I am using a combination bow and deck light assembly (auxiliary switch for deck light) and have installed a mast head tri-color for night sailing. The bow light switch was replaced with a double pole, double throw switch, the regular running lights and mast­head tri-color wired to one side of it. The running light switch wires to the center of the running light side of the bow light switch. The position of the bow light switch then regulates the operation of the mast head tri-color for sailing, or the regular running lights when operating under power. The white sector of the masthead tri-color also illuminates the windex indicator. All instrument lights, compass, knot log, depth sounder, are wired to the running light switch. The red back light from the knot-log (VDO) provides a red glow in the cabin sufficient to see by. All this was done by replacing one switch - adding none.


I also used a Chrys1er sailor for auxiliary power. The motor would occasionally be swamped by heavy following seas on Lake Michigan. I raised the motor mount 2 additional inches, and had no further problems last year.


I also added ground cables to each chain plate, and the base of the VHF-FM radio, as additional protection from a possible lightning strike.



Tom Birmingham


There is a theory why more people with sai1boats do not race them: People do not want to lose.


First-place finishes in sai1boat races, with few exceptions, require long, dirty toil in the ranks before accomplishments meet expectations, and (generalization) a sailor is a special type of person, usually a "winner" or at least a "mover and shaker" in his dry land ca11ing . . . a type hardly satisfied to come in ninth in a field of ten one-designs.


To win, the football coaches tell us, is everything; there is no second place. I have been through my Vince Lombardi phase of sailboat racing which, hopefully, is behind me. It may be a disappointment to come in less than first, but it does not automatically make one a loser, a second class citizen or a subject of scorn. Winning, like most words in the language, has indeed more than one meaning.


It is possible to "win" almost any race you enter whether you are a rookie or a rabbit. With credit for some thoughts to Joe Henderson writing in Runner's World I submit:


WINNING IS realizing you have won by getting involved in the sport, entering the race and using your best efforts. You have "beaten" those too lazy to come to the lake or too indifferent to enter the contest. LOSING IS not starting, sitting at the dock talking about what might have been, or what could have been if the race had been entered.


WINNING IS to get the best performance possible from your crew and equipment for the day's conditions.


LOSING IS blaming failure on the lack of proper sails, sloppy crew work or malice of the wind gods.


WINNING IS finishing a goal set for yourself.
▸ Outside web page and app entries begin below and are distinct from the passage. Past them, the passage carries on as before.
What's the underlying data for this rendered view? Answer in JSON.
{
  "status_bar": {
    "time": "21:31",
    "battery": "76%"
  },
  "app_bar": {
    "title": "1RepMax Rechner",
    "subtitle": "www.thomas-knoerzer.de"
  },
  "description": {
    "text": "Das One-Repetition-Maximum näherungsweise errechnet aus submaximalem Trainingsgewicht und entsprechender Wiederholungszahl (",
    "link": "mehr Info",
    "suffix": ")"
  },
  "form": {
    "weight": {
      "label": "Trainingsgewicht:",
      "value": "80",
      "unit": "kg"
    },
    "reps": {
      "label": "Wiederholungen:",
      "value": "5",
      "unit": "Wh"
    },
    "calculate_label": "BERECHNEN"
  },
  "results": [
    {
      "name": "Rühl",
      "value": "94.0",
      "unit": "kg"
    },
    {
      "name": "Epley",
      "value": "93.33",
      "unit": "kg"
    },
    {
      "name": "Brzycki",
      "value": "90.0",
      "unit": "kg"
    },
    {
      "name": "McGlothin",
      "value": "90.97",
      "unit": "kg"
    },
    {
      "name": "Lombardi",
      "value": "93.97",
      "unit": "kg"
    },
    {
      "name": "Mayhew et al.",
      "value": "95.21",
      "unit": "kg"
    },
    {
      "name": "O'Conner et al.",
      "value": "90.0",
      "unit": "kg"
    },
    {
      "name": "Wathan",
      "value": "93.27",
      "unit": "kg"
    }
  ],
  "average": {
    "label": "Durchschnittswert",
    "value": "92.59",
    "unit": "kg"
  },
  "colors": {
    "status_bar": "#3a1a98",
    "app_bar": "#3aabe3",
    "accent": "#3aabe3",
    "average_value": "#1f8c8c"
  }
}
If your project for the day is to come in ahead of another boat of about your ability and experience, achieving this can be just as meaningful as any first place finish trophy.

LOSING IS dropping out because things are not going your way and it's easier to quit because of some minor inconvenience than accept a finish of less than first place.


WINNING IS measuring yourself against yourself. Winning is taking pride in and recognizing improvements in yourself and your crew.

LOSING IS matching yourself against everyone else entering. This is self-defeating. Like the old west, there always will be a faster gun around the next corner.


WINNING IS accepting results as they come, knowing an occasional bad race will happen to everyone. The few bad races are important as contrasts to help you more appreciate the good ones.

LOSING IS cutting someone else down so you can look taller. It is interfering in any way with another sailor's progress.


WINNING IS knowing you are only as good as your last race. The thrill of victory is perishable; so you must renew it all the time.

LOSING IS living in the past, it is trying to restore old glories to the condition they were during their short life.


Above all, "WINNING" is only available to those who compete, it can only be found on the course, never on the sidelines.